▶ _Your goal_
Pull every line with "name" from the data.

(Web page and app entries)
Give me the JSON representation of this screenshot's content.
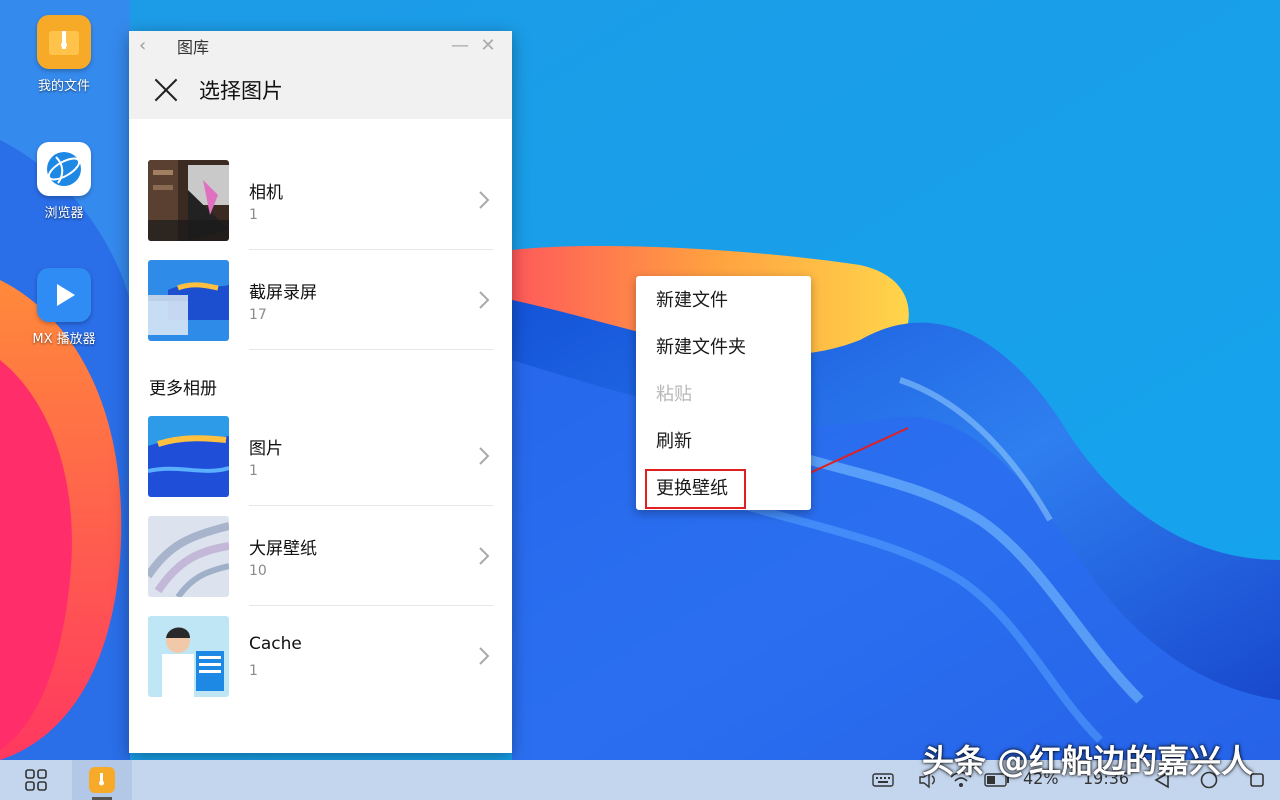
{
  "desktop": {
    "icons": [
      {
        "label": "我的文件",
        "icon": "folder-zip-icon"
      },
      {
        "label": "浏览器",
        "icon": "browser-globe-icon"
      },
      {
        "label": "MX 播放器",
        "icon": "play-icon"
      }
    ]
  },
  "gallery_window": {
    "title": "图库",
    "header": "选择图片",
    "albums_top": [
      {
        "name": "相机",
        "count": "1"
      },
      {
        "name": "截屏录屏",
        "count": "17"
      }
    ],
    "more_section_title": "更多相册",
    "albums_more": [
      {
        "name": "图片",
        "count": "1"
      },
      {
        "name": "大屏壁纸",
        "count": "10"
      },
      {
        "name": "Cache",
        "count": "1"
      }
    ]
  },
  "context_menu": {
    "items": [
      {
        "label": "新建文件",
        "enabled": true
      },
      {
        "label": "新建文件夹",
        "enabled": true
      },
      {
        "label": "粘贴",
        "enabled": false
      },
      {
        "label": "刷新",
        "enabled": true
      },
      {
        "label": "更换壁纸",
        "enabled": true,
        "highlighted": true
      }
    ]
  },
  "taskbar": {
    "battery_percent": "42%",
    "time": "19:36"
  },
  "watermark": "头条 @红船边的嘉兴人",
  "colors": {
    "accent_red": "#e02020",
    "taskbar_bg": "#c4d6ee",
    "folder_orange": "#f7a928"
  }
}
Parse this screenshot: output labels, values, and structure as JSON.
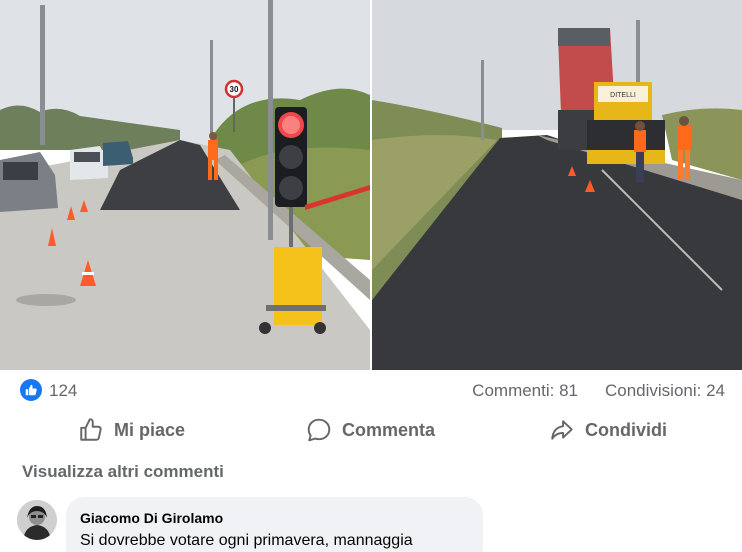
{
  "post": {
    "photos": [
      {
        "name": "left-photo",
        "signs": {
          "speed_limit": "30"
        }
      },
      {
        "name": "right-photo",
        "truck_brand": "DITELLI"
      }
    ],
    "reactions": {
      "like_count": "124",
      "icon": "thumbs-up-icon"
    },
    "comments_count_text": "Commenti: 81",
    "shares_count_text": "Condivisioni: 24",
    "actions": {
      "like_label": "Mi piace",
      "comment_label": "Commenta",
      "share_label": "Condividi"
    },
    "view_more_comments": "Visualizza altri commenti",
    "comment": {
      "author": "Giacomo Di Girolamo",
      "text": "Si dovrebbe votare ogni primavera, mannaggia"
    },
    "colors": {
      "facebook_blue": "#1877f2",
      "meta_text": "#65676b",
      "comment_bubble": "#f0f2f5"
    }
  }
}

▶ _Answer to the exercise_
        "name": "相机",
        "name": "截屏录屏",
        "name": "图片",
        "name": "大屏壁纸",
        "name": "Cache",
        "name": "left-photo",
        "name": "right-photo",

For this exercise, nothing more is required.